» MATERIAL FOR THIS EXERCISE
..............................
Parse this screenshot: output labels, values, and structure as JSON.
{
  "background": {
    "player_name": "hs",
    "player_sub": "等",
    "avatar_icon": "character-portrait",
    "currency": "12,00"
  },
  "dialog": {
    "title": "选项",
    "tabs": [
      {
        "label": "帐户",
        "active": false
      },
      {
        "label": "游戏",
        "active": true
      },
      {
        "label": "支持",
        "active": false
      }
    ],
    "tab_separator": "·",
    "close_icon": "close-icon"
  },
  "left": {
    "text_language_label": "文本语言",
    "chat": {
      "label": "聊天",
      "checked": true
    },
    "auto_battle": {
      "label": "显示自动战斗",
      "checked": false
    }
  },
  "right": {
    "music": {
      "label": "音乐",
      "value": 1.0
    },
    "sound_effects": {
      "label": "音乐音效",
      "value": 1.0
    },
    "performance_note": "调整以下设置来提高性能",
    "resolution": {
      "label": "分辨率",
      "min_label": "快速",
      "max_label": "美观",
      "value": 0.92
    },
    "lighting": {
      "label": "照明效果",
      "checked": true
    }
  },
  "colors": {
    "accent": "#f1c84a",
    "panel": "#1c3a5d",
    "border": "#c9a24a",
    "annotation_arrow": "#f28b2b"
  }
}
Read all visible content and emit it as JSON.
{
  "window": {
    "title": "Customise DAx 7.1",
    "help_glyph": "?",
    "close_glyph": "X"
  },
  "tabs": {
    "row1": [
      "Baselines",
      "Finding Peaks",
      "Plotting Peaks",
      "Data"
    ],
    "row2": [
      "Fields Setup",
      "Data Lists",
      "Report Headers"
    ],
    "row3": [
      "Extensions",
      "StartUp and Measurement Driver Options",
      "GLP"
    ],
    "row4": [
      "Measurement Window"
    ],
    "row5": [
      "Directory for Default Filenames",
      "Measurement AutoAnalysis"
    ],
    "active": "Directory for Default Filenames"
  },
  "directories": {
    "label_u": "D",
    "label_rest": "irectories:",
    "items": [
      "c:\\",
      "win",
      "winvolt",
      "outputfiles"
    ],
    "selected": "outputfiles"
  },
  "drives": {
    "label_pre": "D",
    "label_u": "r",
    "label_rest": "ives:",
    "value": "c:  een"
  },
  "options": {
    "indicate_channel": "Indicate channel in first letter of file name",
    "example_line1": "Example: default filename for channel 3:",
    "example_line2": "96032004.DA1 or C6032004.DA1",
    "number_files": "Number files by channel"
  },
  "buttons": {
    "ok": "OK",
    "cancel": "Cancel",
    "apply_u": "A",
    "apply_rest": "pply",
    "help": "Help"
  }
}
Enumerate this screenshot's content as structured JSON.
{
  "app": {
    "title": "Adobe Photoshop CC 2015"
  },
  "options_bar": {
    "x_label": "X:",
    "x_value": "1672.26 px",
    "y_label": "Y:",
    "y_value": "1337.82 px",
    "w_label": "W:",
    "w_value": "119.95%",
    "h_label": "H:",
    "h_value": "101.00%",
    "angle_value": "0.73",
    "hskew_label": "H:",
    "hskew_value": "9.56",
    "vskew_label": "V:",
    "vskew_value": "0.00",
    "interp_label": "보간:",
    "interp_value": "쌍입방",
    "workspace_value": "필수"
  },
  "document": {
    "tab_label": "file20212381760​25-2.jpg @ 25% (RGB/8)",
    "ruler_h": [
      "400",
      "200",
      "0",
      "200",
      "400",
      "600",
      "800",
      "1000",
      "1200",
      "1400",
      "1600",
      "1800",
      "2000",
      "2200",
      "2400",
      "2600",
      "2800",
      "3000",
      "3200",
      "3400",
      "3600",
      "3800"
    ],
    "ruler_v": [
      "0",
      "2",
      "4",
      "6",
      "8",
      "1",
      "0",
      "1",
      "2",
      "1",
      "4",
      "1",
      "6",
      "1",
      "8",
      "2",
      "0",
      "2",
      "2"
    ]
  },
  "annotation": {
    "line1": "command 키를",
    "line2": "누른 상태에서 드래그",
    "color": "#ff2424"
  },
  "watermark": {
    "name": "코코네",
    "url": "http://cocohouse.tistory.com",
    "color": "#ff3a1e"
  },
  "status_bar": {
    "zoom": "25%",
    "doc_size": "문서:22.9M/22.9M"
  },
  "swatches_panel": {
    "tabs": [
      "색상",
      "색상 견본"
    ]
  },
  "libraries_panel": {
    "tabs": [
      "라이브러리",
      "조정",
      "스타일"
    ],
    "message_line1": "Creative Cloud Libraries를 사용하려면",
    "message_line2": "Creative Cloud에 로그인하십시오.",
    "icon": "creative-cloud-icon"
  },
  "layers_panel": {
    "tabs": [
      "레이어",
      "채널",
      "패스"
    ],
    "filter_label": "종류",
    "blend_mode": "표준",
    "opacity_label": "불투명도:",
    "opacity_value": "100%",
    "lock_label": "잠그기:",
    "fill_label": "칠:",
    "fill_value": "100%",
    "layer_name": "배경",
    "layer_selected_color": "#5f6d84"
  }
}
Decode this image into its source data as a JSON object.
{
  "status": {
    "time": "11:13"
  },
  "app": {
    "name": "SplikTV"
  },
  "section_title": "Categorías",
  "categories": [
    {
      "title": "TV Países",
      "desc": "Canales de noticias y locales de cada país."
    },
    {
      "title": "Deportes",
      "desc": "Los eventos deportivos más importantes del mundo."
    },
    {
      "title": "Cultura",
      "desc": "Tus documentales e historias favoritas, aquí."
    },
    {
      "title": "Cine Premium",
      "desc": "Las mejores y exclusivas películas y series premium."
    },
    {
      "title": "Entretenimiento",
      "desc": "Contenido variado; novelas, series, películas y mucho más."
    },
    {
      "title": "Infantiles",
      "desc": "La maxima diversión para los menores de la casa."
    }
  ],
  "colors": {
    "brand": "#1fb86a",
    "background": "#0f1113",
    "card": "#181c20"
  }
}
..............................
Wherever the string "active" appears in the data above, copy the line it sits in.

        "active": false
        "active": true
        "active": false
    "active": "Directory for Default Filenames"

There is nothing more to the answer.